# WORK TO COMPLETE
Every record here needs to be duplicated exactly.

Start of INPUT

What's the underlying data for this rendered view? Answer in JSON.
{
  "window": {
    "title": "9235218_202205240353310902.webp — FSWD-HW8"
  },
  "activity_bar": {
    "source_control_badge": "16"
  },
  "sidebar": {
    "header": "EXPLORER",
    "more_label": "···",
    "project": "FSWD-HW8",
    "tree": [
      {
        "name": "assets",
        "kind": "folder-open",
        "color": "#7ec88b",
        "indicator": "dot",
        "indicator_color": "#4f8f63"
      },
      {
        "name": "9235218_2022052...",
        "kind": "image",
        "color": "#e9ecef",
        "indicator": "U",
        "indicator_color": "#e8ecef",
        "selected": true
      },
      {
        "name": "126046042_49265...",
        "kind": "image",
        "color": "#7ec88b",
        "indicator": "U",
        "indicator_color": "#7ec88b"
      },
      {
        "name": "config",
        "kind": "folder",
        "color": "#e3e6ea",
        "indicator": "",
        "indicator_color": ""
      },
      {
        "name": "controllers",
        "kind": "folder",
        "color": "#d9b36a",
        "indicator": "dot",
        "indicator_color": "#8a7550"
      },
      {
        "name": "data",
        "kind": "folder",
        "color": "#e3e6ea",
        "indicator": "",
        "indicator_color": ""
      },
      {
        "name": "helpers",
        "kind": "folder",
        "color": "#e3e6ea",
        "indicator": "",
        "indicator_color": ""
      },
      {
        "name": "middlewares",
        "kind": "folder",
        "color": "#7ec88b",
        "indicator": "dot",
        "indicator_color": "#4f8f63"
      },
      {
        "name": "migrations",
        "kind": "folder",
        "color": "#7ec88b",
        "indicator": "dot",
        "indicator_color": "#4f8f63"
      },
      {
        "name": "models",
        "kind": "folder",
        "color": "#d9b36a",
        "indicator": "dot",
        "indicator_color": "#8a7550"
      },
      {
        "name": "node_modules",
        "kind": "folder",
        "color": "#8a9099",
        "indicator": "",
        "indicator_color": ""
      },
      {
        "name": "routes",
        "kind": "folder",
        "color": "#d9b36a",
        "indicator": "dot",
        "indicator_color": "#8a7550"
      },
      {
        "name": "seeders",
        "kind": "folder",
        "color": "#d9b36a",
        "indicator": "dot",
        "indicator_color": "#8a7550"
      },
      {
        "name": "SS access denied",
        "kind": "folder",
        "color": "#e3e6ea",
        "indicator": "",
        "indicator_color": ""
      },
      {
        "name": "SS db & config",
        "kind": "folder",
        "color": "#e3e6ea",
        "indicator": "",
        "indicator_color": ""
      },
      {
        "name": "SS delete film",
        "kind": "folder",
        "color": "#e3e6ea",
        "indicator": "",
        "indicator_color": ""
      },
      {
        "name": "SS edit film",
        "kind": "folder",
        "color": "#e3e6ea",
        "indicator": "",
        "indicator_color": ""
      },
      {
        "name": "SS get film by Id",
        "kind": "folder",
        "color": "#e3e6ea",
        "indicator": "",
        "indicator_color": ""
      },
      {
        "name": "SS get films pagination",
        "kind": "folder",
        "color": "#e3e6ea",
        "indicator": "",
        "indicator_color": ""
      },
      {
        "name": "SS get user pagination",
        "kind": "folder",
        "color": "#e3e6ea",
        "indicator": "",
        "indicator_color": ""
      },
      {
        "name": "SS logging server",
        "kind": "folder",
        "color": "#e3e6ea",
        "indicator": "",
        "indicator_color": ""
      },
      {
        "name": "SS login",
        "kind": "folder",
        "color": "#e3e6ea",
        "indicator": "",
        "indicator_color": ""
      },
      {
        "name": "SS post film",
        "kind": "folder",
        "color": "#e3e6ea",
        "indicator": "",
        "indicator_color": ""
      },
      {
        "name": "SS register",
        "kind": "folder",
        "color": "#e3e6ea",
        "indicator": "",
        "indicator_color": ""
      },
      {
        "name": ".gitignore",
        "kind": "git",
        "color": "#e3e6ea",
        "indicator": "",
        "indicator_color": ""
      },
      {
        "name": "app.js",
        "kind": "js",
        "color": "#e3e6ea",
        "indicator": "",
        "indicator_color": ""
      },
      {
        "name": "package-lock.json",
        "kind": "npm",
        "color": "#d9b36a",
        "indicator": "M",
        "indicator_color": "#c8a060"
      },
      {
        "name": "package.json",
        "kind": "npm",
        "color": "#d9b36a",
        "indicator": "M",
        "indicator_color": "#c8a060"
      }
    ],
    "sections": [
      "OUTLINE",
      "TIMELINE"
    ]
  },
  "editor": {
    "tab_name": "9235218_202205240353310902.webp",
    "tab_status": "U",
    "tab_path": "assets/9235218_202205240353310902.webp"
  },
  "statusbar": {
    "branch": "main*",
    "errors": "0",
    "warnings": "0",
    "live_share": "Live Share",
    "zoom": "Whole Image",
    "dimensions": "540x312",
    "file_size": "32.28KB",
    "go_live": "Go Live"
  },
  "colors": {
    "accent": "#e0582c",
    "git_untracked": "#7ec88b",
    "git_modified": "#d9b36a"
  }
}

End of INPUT

# RESULT FOR THIS EXERCISE
What's the underlying data for this rendered view? Answer in JSON.
{
  "window": {
    "title": "9235218_202205240353310902.webp — FSWD-HW8"
  },
  "activity_bar": {
    "source_control_badge": "16"
  },
  "sidebar": {
    "header": "EXPLORER",
    "more_label": "···",
    "project": "FSWD-HW8",
    "tree": [
      {
        "name": "assets",
        "kind": "folder-open",
        "color": "#7ec88b",
        "indicator": "dot",
        "indicator_color": "#4f8f63"
      },
      {
        "name": "9235218_2022052...",
        "kind": "image",
        "color": "#e9ecef",
        "indicator": "U",
        "indicator_color": "#e8ecef",
        "selected": true
      },
      {
        "name": "126046042_49265...",
        "kind": "image",
        "color": "#7ec88b",
        "indicator": "U",
        "indicator_color": "#7ec88b"
      },
      {
        "name": "config",
        "kind": "folder",
        "color": "#e3e6ea",
        "indicator": "",
        "indicator_color": ""
      },
      {
        "name": "controllers",
        "kind": "folder",
        "color": "#d9b36a",
        "indicator": "dot",
        "indicator_color": "#8a7550"
      },
      {
        "name": "data",
        "kind": "folder",
        "color": "#e3e6ea",
        "indicator": "",
        "indicator_color": ""
      },
      {
        "name": "helpers",
        "kind": "folder",
        "color": "#e3e6ea",
        "indicator": "",
        "indicator_color": ""
      },
      {
        "name": "middlewares",
        "kind": "folder",
        "color": "#7ec88b",
        "indicator": "dot",
        "indicator_color": "#4f8f63"
      },
      {
        "name": "migrations",
        "kind": "folder",
        "color": "#7ec88b",
        "indicator": "dot",
        "indicator_color": "#4f8f63"
      },
      {
        "name": "models",
        "kind": "folder",
        "color": "#d9b36a",
        "indicator": "dot",
        "indicator_color": "#8a7550"
      },
      {
        "name": "node_modules",
        "kind": "folder",
        "color": "#8a9099",
        "indicator": "",
        "indicator_color": ""
      },
      {
        "name": "routes",
        "kind": "folder",
        "color": "#d9b36a",
        "indicator": "dot",
        "indicator_color": "#8a7550"
      },
      {
        "name": "seeders",
        "kind": "folder",
        "color": "#d9b36a",
        "indicator": "dot",
        "indicator_color": "#8a7550"
      },
      {
        "name": "SS access denied",
        "kind": "folder",
        "color": "#e3e6ea",
        "indicator": "",
        "indicator_color": ""
      },
      {
        "name": "SS db & config",
        "kind": "folder",
        "color": "#e3e6ea",
        "indicator": "",
        "indicator_color": ""
      },
      {
        "name": "SS delete film",
        "kind": "folder",
        "color": "#e3e6ea",
        "indicator": "",
        "indicator_color": ""
      },
      {
        "name": "SS edit film",
        "kind": "folder",
        "color": "#e3e6ea",
        "indicator": "",
        "indicator_color": ""
      },
      {
        "name": "SS get film by Id",
        "kind": "folder",
        "color": "#e3e6ea",
        "indicator": "",
        "indicator_color": ""
      },
      {
        "name": "SS get films pagination",
        "kind": "folder",
        "color": "#e3e6ea",
        "indicator": "",
        "indicator_color": ""
      },
      {
        "name": "SS get user pagination",
        "kind": "folder",
        "color": "#e3e6ea",
        "indicator": "",
        "indicator_color": ""
      },
      {
        "name": "SS logging server",
        "kind": "folder",
        "color": "#e3e6ea",
        "indicator": "",
        "indicator_color": ""
      },
      {
        "name": "SS login",
        "kind": "folder",
        "color": "#e3e6ea",
        "indicator": "",
        "indicator_color": ""
      },
      {
        "name": "SS post film",
        "kind": "folder",
        "color": "#e3e6ea",
        "indicator": "",
        "indicator_color": ""
      },
      {
        "name": "SS register",
        "kind": "folder",
        "color": "#e3e6ea",
        "indicator": "",
        "indicator_color": ""
      },
      {
        "name": ".gitignore",
        "kind": "git",
        "color": "#e3e6ea",
        "indicator": "",
        "indicator_color": ""
      },
      {
        "name": "app.js",
        "kind": "js",
        "color": "#e3e6ea",
        "indicator": "",
        "indicator_color": ""
      },
      {
        "name": "package-lock.json",
        "kind": "npm",
        "color": "#d9b36a",
        "indicator": "M",
        "indicator_color": "#c8a060"
      },
      {
        "name": "package.json",
        "kind": "npm",
        "color": "#d9b36a",
        "indicator": "M",
        "indicator_color": "#c8a060"
      }
    ],
    "sections": [
      "OUTLINE",
      "TIMELINE"
    ]
  },
  "editor": {
    "tab_name": "9235218_202205240353310902.webp",
    "tab_status": "U",
    "tab_path": "assets/9235218_202205240353310902.webp"
  },
  "statusbar": {
    "branch": "main*",
    "errors": "0",
    "warnings": "0",
    "live_share": "Live Share",
    "zoom": "Whole Image",
    "dimensions": "540x312",
    "file_size": "32.28KB",
    "go_live": "Go Live"
  },
  "colors": {
    "accent": "#e0582c",
    "git_untracked": "#7ec88b",
    "git_modified": "#d9b36a"
  }
}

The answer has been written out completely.